[TASK DESCRIPTION] Could you copy every record below exactly as it is written?

[SOURCE DATA]

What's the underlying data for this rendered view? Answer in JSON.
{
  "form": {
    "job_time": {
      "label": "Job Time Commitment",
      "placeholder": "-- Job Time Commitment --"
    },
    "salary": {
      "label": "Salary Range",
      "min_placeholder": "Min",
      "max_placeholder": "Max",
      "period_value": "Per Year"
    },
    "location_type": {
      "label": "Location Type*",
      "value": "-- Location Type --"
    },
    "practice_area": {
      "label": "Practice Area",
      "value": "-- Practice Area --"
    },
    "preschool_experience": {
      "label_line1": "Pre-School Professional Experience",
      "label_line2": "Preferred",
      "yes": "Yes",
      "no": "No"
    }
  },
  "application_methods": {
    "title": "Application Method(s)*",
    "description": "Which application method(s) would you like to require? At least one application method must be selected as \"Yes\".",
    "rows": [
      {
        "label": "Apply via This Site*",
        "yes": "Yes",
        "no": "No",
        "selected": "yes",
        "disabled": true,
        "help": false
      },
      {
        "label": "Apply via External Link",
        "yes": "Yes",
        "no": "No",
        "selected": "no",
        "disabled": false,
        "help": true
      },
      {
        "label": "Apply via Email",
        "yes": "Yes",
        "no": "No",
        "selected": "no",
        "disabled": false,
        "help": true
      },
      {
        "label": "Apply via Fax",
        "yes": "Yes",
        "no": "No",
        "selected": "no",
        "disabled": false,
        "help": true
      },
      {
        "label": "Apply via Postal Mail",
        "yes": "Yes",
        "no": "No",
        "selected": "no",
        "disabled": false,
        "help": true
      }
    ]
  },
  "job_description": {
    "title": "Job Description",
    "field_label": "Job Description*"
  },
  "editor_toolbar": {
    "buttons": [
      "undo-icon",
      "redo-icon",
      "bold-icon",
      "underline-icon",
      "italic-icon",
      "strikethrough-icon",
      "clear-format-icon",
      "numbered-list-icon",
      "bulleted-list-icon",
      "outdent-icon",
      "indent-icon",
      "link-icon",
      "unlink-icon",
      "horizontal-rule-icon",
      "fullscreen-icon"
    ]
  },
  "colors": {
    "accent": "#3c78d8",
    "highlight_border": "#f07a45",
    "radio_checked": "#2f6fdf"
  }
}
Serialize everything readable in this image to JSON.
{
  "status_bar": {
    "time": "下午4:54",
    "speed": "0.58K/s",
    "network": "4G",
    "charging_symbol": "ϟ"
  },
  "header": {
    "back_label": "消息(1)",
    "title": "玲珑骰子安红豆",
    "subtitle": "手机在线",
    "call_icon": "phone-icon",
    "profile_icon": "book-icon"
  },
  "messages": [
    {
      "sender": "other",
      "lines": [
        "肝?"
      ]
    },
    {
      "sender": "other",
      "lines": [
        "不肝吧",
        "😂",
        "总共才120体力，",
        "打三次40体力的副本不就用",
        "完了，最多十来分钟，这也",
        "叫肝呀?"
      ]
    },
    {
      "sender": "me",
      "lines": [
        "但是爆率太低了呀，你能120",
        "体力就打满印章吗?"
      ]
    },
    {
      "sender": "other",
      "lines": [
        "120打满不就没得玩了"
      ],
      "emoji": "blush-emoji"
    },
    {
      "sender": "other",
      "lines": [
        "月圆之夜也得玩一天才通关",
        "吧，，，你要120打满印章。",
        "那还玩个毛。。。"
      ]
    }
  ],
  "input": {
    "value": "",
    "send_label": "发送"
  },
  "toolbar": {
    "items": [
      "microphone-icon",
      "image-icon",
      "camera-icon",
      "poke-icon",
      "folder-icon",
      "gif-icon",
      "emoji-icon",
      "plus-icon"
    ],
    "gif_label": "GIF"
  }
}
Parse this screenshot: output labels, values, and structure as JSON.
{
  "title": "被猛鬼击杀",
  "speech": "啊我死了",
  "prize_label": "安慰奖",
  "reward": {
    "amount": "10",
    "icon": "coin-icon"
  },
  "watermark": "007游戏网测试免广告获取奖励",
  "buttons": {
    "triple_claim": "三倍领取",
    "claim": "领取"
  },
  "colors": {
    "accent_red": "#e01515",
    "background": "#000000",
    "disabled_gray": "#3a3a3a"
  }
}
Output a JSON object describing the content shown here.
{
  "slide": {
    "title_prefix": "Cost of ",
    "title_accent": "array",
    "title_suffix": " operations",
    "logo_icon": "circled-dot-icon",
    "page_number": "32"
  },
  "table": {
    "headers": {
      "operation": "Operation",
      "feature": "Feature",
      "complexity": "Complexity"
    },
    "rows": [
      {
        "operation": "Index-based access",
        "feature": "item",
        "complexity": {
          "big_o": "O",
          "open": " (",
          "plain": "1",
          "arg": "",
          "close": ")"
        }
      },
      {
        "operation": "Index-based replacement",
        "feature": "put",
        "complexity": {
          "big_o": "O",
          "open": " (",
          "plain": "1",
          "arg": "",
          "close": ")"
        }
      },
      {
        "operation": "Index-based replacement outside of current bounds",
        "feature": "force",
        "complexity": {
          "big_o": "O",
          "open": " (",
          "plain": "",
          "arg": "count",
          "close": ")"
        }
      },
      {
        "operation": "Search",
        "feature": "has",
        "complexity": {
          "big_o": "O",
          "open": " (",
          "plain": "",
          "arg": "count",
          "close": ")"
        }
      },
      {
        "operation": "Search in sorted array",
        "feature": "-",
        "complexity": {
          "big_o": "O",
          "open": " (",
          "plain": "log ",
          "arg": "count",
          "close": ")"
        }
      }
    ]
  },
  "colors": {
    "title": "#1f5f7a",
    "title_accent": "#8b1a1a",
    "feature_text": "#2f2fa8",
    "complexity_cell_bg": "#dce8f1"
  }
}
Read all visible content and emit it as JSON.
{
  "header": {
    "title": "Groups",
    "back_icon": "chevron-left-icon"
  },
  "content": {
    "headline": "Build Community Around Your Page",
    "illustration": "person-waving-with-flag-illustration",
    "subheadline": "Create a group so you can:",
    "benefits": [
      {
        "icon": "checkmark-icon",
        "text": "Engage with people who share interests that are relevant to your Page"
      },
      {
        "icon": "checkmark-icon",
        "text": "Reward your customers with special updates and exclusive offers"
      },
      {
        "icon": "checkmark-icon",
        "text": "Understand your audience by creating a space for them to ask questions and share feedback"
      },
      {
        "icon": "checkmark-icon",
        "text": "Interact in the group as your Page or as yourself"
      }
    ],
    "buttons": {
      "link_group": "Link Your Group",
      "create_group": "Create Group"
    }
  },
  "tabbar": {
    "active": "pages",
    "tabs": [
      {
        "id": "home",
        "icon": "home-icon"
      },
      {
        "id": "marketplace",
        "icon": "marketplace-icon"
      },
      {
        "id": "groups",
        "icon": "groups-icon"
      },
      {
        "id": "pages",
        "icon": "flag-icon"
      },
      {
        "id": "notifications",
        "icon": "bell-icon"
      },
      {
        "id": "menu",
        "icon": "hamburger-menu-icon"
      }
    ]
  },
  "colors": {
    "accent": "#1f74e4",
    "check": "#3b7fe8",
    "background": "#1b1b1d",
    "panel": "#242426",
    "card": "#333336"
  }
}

[YOUR SOLUTION]
What's the underlying data for this rendered view? Answer in JSON.
{
  "form": {
    "job_time": {
      "label": "Job Time Commitment",
      "placeholder": "-- Job Time Commitment --"
    },
    "salary": {
      "label": "Salary Range",
      "min_placeholder": "Min",
      "max_placeholder": "Max",
      "period_value": "Per Year"
    },
    "location_type": {
      "label": "Location Type*",
      "value": "-- Location Type --"
    },
    "practice_area": {
      "label": "Practice Area",
      "value": "-- Practice Area --"
    },
    "preschool_experience": {
      "label_line1": "Pre-School Professional Experience",
      "label_line2": "Preferred",
      "yes": "Yes",
      "no": "No"
    }
  },
  "application_methods": {
    "title": "Application Method(s)*",
    "description": "Which application method(s) would you like to require? At least one application method must be selected as \"Yes\".",
    "rows": [
      {
        "label": "Apply via This Site*",
        "yes": "Yes",
        "no": "No",
        "selected": "yes",
        "disabled": true,
        "help": false
      },
      {
        "label": "Apply via External Link",
        "yes": "Yes",
        "no": "No",
        "selected": "no",
        "disabled": false,
        "help": true
      },
      {
        "label": "Apply via Email",
        "yes": "Yes",
        "no": "No",
        "selected": "no",
        "disabled": false,
        "help": true
      },
      {
        "label": "Apply via Fax",
        "yes": "Yes",
        "no": "No",
        "selected": "no",
        "disabled": false,
        "help": true
      },
      {
        "label": "Apply via Postal Mail",
        "yes": "Yes",
        "no": "No",
        "selected": "no",
        "disabled": false,
        "help": true
      }
    ]
  },
  "job_description": {
    "title": "Job Description",
    "field_label": "Job Description*"
  },
  "editor_toolbar": {
    "buttons": [
      "undo-icon",
      "redo-icon",
      "bold-icon",
      "underline-icon",
      "italic-icon",
      "strikethrough-icon",
      "clear-format-icon",
      "numbered-list-icon",
      "bulleted-list-icon",
      "outdent-icon",
      "indent-icon",
      "link-icon",
      "unlink-icon",
      "horizontal-rule-icon",
      "fullscreen-icon"
    ]
  },
  "colors": {
    "accent": "#3c78d8",
    "highlight_border": "#f07a45",
    "radio_checked": "#2f6fdf"
  }
}
Serialize everything readable in this image to JSON.
{
  "status_bar": {
    "time": "下午4:54",
    "speed": "0.58K/s",
    "network": "4G",
    "charging_symbol": "ϟ"
  },
  "header": {
    "back_label": "消息(1)",
    "title": "玲珑骰子安红豆",
    "subtitle": "手机在线",
    "call_icon": "phone-icon",
    "profile_icon": "book-icon"
  },
  "messages": [
    {
      "sender": "other",
      "lines": [
        "肝?"
      ]
    },
    {
      "sender": "other",
      "lines": [
        "不肝吧",
        "😂",
        "总共才120体力，",
        "打三次40体力的副本不就用",
        "完了，最多十来分钟，这也",
        "叫肝呀?"
      ]
    },
    {
      "sender": "me",
      "lines": [
        "但是爆率太低了呀，你能120",
        "体力就打满印章吗?"
      ]
    },
    {
      "sender": "other",
      "lines": [
        "120打满不就没得玩了"
      ],
      "emoji": "blush-emoji"
    },
    {
      "sender": "other",
      "lines": [
        "月圆之夜也得玩一天才通关",
        "吧，，，你要120打满印章。",
        "那还玩个毛。。。"
      ]
    }
  ],
  "input": {
    "value": "",
    "send_label": "发送"
  },
  "toolbar": {
    "items": [
      "microphone-icon",
      "image-icon",
      "camera-icon",
      "poke-icon",
      "folder-icon",
      "gif-icon",
      "emoji-icon",
      "plus-icon"
    ],
    "gif_label": "GIF"
  }
}
Parse this screenshot: output labels, values, and structure as JSON.
{
  "title": "被猛鬼击杀",
  "speech": "啊我死了",
  "prize_label": "安慰奖",
  "reward": {
    "amount": "10",
    "icon": "coin-icon"
  },
  "watermark": "007游戏网测试免广告获取奖励",
  "buttons": {
    "triple_claim": "三倍领取",
    "claim": "领取"
  },
  "colors": {
    "accent_red": "#e01515",
    "background": "#000000",
    "disabled_gray": "#3a3a3a"
  }
}
Output a JSON object describing the content shown here.
{
  "slide": {
    "title_prefix": "Cost of ",
    "title_accent": "array",
    "title_suffix": " operations",
    "logo_icon": "circled-dot-icon",
    "page_number": "32"
  },
  "table": {
    "headers": {
      "operation": "Operation",
      "feature": "Feature",
      "complexity": "Complexity"
    },
    "rows": [
      {
        "operation": "Index-based access",
        "feature": "item",
        "complexity": {
          "big_o": "O",
          "open": " (",
          "plain": "1",
          "arg": "",
          "close": ")"
        }
      },
      {
        "operation": "Index-based replacement",
        "feature": "put",
        "complexity": {
          "big_o": "O",
          "open": " (",
          "plain": "1",
          "arg": "",
          "close": ")"
        }
      },
      {
        "operation": "Index-based replacement outside of current bounds",
        "feature": "force",
        "complexity": {
          "big_o": "O",
          "open": " (",
          "plain": "",
          "arg": "count",
          "close": ")"
        }
      },
      {
        "operation": "Search",
        "feature": "has",
        "complexity": {
          "big_o": "O",
          "open": " (",
          "plain": "",
          "arg": "count",
          "close": ")"
        }
      },
      {
        "operation": "Search in sorted array",
        "feature": "-",
        "complexity": {
          "big_o": "O",
          "open": " (",
          "plain": "log ",
          "arg": "count",
          "close": ")"
        }
      }
    ]
  },
  "colors": {
    "title": "#1f5f7a",
    "title_accent": "#8b1a1a",
    "feature_text": "#2f2fa8",
    "complexity_cell_bg": "#dce8f1"
  }
}
Read all visible content and emit it as JSON.
{
  "header": {
    "title": "Groups",
    "back_icon": "chevron-left-icon"
  },
  "content": {
    "headline": "Build Community Around Your Page",
    "illustration": "person-waving-with-flag-illustration",
    "subheadline": "Create a group so you can:",
    "benefits": [
      {
        "icon": "checkmark-icon",
        "text": "Engage with people who share interests that are relevant to your Page"
      },
      {
        "icon": "checkmark-icon",
        "text": "Reward your customers with special updates and exclusive offers"
      },
      {
        "icon": "checkmark-icon",
        "text": "Understand your audience by creating a space for them to ask questions and share feedback"
      },
      {
        "icon": "checkmark-icon",
        "text": "Interact in the group as your Page or as yourself"
      }
    ],
    "buttons": {
      "link_group": "Link Your Group",
      "create_group": "Create Group"
    }
  },
  "tabbar": {
    "active": "pages",
    "tabs": [
      {
        "id": "home",
        "icon": "home-icon"
      },
      {
        "id": "marketplace",
        "icon": "marketplace-icon"
      },
      {
        "id": "groups",
        "icon": "groups-icon"
      },
      {
        "id": "pages",
        "icon": "flag-icon"
      },
      {
        "id": "notifications",
        "icon": "bell-icon"
      },
      {
        "id": "menu",
        "icon": "hamburger-menu-icon"
      }
    ]
  },
  "colors": {
    "accent": "#1f74e4",
    "check": "#3b7fe8",
    "background": "#1b1b1d",
    "panel": "#242426",
    "card": "#333336"
  }
}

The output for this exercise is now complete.